Republicans made massive gains with independent women in recent weeks as Democrats ramped up their messaging on abortion ahead of the midterm elections.
Forty-nine percent of voters plan to vote for the Republican nominee to represent their House district while 45 percent said they’d back their Democratic opponent, according to a New York Times/Siena College poll released Monday. Of particular note was a 32 point swing among independent women toward the GOP. In September’s iteration of the poll, Democrats boasted a 14 point lead among that demographic, but by October, Republicans held an 18 point advantage.
While Democratic officials and progressive commentators had suggested that the Supreme Court’s overturning of Roe v. Wade might lessen the expected electoral blow of the midterms, the swing toward the GOP among independent women — the group most heavily targeted by Democratic strategists — suggests that their focus on abortion might be to their own detriment.

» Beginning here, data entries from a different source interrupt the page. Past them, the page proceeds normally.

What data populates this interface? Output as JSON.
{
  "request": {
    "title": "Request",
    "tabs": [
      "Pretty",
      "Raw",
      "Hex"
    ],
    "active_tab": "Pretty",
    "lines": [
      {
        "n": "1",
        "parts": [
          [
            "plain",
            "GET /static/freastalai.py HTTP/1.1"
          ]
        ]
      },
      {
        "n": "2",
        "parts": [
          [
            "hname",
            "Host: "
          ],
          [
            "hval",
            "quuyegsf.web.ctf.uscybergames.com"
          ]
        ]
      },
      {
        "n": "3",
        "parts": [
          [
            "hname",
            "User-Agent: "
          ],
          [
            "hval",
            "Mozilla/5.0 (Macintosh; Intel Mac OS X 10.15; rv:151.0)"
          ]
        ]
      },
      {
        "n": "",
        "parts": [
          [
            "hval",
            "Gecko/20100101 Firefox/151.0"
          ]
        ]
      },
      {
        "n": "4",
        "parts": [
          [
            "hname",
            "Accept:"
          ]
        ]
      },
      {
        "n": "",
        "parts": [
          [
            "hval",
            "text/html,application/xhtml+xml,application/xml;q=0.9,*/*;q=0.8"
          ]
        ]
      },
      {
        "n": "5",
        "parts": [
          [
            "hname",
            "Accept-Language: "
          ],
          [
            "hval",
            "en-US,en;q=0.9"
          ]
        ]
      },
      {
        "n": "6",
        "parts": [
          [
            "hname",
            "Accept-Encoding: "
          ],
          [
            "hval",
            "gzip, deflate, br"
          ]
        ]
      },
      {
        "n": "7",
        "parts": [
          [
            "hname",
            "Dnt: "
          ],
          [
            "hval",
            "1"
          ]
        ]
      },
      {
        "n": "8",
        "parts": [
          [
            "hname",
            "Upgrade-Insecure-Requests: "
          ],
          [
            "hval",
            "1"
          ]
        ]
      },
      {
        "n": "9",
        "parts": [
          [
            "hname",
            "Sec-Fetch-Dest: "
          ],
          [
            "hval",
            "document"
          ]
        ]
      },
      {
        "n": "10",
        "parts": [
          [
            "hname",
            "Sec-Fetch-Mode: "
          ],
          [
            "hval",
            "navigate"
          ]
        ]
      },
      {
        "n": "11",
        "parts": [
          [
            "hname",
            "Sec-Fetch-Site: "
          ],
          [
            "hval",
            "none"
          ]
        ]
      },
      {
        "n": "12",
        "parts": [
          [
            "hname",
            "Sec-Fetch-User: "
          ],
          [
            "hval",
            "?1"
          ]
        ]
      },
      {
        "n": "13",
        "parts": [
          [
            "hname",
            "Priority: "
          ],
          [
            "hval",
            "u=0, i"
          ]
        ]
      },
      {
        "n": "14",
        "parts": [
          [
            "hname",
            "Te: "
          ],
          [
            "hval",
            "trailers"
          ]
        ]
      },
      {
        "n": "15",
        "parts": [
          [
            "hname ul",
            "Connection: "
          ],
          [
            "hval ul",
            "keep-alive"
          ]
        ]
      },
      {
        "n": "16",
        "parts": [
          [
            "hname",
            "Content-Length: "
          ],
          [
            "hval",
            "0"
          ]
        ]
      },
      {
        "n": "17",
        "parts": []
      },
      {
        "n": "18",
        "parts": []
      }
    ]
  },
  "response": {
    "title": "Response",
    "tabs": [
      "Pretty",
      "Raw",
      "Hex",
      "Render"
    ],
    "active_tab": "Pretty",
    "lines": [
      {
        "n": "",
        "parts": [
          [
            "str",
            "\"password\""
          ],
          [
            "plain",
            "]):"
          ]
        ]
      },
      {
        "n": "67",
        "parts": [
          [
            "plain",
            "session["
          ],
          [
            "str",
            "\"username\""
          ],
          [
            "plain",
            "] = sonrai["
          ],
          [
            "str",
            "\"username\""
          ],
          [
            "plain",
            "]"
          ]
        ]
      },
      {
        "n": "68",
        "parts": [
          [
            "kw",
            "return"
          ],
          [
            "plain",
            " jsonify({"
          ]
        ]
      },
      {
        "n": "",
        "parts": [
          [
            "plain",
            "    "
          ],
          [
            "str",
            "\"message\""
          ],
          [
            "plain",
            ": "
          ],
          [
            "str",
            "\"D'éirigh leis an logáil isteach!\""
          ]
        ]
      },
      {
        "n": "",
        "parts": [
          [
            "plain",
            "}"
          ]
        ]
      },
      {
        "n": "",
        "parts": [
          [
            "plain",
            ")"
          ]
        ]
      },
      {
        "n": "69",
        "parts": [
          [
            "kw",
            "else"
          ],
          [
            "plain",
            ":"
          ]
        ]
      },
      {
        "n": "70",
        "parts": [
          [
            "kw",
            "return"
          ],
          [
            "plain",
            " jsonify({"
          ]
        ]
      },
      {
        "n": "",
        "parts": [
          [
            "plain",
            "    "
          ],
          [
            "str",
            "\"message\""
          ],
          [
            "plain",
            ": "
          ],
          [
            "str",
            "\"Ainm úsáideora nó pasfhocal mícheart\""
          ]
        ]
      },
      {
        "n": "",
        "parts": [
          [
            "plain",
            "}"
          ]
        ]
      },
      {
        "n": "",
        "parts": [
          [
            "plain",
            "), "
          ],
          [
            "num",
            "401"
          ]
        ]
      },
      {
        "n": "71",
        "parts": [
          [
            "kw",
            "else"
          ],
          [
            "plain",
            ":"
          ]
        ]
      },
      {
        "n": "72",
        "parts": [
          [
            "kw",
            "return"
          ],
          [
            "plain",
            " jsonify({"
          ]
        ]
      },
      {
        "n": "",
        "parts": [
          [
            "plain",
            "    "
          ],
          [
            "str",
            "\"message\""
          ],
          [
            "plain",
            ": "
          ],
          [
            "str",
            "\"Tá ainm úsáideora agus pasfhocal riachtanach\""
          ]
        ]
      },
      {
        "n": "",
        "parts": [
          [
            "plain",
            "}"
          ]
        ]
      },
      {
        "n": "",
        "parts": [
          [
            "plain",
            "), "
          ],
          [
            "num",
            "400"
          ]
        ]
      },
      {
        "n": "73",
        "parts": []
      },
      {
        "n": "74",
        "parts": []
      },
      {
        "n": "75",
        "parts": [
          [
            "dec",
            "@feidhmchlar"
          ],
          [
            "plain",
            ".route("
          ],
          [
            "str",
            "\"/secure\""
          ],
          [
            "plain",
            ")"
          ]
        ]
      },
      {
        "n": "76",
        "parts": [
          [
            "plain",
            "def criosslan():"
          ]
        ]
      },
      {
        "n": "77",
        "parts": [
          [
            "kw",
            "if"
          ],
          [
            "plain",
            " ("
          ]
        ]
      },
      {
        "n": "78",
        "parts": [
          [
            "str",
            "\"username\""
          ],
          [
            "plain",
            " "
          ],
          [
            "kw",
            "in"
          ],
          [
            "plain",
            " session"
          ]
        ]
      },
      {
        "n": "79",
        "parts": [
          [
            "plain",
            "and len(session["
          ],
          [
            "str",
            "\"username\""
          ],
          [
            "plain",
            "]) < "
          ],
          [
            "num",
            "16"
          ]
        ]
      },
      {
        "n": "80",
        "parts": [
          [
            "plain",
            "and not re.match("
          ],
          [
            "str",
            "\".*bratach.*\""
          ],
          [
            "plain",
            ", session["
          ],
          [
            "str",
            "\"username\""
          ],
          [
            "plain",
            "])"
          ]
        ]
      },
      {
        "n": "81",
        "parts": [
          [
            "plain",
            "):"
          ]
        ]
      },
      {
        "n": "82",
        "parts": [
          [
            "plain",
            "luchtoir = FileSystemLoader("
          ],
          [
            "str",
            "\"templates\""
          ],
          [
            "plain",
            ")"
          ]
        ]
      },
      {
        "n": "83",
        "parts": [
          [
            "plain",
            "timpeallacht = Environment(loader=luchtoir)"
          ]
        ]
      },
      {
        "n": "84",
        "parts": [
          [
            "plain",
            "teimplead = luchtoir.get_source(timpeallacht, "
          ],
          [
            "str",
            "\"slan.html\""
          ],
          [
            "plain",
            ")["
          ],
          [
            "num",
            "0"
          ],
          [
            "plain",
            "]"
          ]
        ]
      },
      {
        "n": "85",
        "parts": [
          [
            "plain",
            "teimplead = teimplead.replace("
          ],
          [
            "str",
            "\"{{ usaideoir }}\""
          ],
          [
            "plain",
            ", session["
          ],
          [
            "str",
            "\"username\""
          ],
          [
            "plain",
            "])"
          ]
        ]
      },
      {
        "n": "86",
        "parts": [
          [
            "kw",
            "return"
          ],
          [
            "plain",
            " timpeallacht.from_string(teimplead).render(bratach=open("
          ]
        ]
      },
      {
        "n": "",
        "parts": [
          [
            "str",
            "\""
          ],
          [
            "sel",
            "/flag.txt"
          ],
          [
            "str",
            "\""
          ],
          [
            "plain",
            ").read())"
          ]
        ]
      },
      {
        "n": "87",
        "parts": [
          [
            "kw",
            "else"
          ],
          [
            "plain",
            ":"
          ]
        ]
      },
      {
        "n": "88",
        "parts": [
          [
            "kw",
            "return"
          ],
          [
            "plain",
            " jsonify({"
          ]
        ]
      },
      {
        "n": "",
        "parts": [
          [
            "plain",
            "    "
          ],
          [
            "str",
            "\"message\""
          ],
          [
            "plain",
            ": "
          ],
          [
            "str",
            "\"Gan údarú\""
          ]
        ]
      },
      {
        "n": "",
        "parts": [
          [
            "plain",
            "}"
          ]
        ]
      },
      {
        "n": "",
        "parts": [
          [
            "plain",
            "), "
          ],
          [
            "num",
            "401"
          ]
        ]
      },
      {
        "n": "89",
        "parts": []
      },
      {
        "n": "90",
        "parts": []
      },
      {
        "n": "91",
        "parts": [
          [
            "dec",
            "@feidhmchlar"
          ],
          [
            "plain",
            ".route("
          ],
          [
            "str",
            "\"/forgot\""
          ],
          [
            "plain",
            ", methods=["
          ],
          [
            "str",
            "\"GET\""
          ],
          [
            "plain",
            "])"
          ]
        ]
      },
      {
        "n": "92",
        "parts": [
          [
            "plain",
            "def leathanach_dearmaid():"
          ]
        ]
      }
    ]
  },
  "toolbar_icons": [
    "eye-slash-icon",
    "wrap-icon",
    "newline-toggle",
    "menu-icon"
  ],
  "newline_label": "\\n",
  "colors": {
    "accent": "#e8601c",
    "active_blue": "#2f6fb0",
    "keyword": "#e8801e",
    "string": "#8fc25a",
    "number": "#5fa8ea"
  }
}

In a TV segment last month, Republican operative Matt Gorman was rebuked by his fellow panelists for suggesting that abortion “is not in the top four of issues.”
Yamiche Alcindor of PBS and NBC insisted that on the campaign trail “abortion comes up 90 percent of the time” when she speaks with voters. Claire McCaskill, a Missouri Democrat and former senator who lost her re-election bid in 2016, shouted over other guests to declare “I hope Matt keeps saying that everywhere he goes — that abortion isn’t really an issue here in this election. I think it is exactly what infuriates women when they hear that.”
According to a study conducted by AdImpact, Democrats spent 73 million on messaging ads about abortion in September, which is “about a third of all Democratic television ad spending,” per NPR.
Twenty-six percent of voters in the Times/Siena poll identified the economy as the most important issue facing the country today. That was followed by inflation (18 percent), other (9 percent), the state of democracy (8 percent), immigration and abortion (five percent apiece), and then political division (four percent).
Only 24 percent of voters said the country was on the right track, while 64 percent indicated the opposite. Democrats presently hold the White House and majorities in both chambers of Congress, and President Joe Biden’s approval rating is nearly 20 points underwater.
The poll of 792 likely voters nationwide was conducted from October 9-12. The margin of error is plus or minus 4.1 points.